Ever since I can remember I used to have a problem with green leafy vegetables. Throw anything at me and I would eat it, but the green leafy stuff I just couldn’t do. It was a textural thing I think. The thought of putting a big bunch of salad leaves in my mouth still turns me off a bit..especially that ‘gourmet salad mix’ with the red lettuce leaves..that one’s the worst 😦

It was a shame really, because the first thing that comes to mind when we think of ‘health food’ is green veggies. And rightly so. They are definitely full of the good stuff. So my not eating them probably didn’t do me any favours…..Our green leafy friends do all sorts of things..they provide us with fiber, folate, fat soluble vitamins A, E and K and can also be a good source of Calcium and iron. Fiber provides the roughage in our diet that keeps our digestive system happy and also fills us up. Folate is needed for cell growth and development and is especially important during pregnancy as it reduces the risk of neural tube defects. And for those of us who are not eating red meat, green leafy veggies are a really important source of iron! Combine with a source of vitamin C and even better, so throw some red capsicum into the mix too 🙂

I could continue raving about them but I’m sure you get the point?!

Then one day I discovered rocket/roquette/arugula/whatever and my world was turned upside down (this also coincided with the Green Smoothie Discovery – but that’s another for another day). I loved the stuff! I like the peppery taste and it must be because the leaves are a bit finer so it doesn’t give me that horrible soggy texture thing going on in my mouth.. Anyway I used to eat bags of the stuff..take a look at my mega sized salad bowl that I would eat out of at work (I was the running joke come lunch time.)

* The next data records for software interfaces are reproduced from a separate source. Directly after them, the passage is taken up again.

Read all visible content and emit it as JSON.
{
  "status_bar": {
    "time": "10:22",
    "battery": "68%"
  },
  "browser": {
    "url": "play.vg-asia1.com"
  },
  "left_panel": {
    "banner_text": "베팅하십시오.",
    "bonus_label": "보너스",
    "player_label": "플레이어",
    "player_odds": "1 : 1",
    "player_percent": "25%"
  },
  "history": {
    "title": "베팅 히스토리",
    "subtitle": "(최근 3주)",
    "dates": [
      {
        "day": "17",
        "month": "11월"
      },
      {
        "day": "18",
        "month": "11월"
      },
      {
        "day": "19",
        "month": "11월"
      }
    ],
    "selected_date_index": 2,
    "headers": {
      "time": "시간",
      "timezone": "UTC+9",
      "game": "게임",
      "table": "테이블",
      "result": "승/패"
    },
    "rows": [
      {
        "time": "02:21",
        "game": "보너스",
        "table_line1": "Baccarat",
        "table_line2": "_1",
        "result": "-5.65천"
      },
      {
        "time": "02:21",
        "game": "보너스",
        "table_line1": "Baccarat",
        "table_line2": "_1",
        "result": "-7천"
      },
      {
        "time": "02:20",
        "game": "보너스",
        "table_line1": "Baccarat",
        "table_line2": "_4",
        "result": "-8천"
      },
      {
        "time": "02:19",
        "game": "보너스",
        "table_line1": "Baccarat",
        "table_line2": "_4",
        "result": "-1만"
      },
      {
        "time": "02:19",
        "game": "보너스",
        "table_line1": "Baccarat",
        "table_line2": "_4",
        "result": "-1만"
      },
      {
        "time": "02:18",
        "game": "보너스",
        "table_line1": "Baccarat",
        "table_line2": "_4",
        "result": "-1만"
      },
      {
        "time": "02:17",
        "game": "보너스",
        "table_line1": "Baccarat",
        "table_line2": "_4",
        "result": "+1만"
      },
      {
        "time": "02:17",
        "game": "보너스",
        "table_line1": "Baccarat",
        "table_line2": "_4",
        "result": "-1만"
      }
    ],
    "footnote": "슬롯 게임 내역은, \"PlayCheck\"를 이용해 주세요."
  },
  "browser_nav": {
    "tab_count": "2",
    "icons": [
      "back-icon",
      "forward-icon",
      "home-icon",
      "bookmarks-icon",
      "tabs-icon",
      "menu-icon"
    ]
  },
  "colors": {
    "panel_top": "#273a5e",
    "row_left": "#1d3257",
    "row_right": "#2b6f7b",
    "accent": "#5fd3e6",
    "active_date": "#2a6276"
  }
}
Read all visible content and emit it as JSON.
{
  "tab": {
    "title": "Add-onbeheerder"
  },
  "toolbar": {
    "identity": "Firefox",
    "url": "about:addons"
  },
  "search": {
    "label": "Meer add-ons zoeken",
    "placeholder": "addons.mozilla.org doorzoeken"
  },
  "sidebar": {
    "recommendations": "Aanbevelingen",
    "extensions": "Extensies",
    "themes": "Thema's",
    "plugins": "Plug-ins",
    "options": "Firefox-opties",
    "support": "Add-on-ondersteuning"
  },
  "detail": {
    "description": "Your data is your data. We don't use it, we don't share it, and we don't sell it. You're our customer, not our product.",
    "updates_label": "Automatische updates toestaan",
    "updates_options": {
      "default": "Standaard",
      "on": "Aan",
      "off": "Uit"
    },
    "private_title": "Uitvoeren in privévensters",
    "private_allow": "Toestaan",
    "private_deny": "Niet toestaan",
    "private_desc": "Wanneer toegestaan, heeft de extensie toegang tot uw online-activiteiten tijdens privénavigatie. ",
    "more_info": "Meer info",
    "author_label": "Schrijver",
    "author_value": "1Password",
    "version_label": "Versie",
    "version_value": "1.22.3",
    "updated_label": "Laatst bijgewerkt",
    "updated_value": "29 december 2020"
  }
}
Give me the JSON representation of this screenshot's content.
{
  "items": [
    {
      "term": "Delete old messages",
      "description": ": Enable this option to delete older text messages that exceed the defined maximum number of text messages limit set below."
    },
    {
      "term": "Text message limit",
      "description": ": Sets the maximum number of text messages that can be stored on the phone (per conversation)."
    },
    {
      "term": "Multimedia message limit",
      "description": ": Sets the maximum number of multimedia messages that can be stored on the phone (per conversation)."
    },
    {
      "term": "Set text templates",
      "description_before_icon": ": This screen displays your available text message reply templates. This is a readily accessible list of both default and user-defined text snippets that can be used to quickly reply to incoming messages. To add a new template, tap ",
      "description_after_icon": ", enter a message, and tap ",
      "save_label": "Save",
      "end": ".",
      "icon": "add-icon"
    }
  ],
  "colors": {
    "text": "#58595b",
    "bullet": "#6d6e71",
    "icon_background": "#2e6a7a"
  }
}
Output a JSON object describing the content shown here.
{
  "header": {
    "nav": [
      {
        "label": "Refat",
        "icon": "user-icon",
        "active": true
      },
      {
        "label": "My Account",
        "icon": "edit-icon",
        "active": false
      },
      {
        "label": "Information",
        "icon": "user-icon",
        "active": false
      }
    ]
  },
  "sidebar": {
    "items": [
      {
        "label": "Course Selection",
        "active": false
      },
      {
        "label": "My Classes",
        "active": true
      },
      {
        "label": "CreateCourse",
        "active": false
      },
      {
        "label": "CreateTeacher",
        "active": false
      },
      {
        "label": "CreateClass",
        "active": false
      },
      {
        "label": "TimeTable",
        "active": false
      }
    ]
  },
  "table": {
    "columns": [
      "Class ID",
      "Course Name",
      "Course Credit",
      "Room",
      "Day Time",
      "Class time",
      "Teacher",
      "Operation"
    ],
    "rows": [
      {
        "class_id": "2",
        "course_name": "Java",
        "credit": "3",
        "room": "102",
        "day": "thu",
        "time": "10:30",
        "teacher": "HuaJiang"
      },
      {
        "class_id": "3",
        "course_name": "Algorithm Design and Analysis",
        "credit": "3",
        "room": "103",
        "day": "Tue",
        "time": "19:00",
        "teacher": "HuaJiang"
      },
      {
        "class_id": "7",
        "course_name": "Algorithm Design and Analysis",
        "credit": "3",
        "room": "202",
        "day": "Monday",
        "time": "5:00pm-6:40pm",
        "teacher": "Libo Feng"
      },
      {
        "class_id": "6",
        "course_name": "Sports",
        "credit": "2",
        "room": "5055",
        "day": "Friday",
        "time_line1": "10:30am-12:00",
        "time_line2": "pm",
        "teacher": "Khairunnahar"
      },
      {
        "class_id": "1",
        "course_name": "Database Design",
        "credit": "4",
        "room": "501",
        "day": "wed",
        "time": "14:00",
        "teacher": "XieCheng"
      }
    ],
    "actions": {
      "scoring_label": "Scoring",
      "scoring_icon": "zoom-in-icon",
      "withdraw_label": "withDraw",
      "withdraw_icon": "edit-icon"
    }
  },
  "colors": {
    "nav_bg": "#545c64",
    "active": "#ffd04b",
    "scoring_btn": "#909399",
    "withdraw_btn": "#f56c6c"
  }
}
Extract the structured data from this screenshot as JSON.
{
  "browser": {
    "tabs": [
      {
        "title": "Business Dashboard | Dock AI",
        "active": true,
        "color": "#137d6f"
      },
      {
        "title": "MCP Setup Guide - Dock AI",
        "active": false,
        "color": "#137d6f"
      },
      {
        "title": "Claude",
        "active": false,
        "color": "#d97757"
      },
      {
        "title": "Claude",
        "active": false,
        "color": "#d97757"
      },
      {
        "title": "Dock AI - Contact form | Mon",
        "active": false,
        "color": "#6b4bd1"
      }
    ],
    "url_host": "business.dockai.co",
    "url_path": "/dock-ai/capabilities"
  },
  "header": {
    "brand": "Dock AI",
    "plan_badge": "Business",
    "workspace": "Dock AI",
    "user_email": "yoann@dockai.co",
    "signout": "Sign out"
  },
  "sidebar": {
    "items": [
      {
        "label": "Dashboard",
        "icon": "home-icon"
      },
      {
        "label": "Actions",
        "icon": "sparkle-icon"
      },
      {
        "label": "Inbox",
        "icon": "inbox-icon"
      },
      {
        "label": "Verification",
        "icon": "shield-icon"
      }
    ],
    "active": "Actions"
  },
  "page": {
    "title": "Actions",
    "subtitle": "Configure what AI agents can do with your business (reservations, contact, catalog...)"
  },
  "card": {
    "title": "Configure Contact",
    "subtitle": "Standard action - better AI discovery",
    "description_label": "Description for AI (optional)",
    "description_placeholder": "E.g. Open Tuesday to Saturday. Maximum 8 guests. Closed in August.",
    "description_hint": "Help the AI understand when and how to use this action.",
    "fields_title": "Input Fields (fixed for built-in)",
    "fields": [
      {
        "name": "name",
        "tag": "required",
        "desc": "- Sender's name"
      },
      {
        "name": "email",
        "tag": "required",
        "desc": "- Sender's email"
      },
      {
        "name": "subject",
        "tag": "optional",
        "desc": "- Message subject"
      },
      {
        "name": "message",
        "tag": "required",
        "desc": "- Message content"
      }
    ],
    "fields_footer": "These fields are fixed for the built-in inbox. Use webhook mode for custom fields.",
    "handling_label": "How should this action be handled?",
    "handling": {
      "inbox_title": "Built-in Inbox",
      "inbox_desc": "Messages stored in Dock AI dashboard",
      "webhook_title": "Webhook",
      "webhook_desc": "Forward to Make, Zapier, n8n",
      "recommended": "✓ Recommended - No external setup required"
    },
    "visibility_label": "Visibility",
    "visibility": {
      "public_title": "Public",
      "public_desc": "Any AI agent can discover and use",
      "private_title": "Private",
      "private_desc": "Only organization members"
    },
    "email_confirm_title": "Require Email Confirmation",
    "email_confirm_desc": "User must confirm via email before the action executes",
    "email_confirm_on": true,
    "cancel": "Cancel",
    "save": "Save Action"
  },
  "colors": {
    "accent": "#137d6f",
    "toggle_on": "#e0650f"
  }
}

Fast forward to 2014 and I have ventured out into bigger and bigger things (sorry rocket). Kale! I really dislike following trends..especially nutrition trends..and I know kale is one of those super foods at the moment, but I honestly think it is fantastic. Again, it’s the textural thing. You can cook it and it doesn’t break down or go soggy. I usually just stir fry it for a few minutes until it turns bright green and then throw it into a salad, or you can bake the leaves and make kale chips, or you can shred it finely and put it into a soup, the possibilities are endless! Can you tell I’m in love?

Here is a really simple, tasty recipe that I’ve found on Taste.


Roast Pumpkin & Kale Salad

500g pumpkin, diced

1 TBS olive oil

1 TBS minced ginger

1/2 tsp sea salt

1tsp cumin

1 bunch kale, shredded, stalks removed

1 cup cooked quinoa

1/4 cup toasted pumpkin seeds

Toss the pumpkin in the oil, salt, ginger and cumin, place in a roasting pan and cook for 30 minutes on 180C or until golden and tender.

Use cooking oil spray to oil a deep frying pan to lightly cook the kale until leaves turn bright green.

Don’t skip toasting the pumpkin seeds, it makes the flavour a million times better! Place them in a dry frying pan and toast until lightly golden, watch they don’t burn.

Toss the roasted pumpkin, kale, quinoa and pumpkin seeds in a big salad bowl.

Drizzle with olive oil and add S & P to taste.

Makes around 3 large or 4 small serves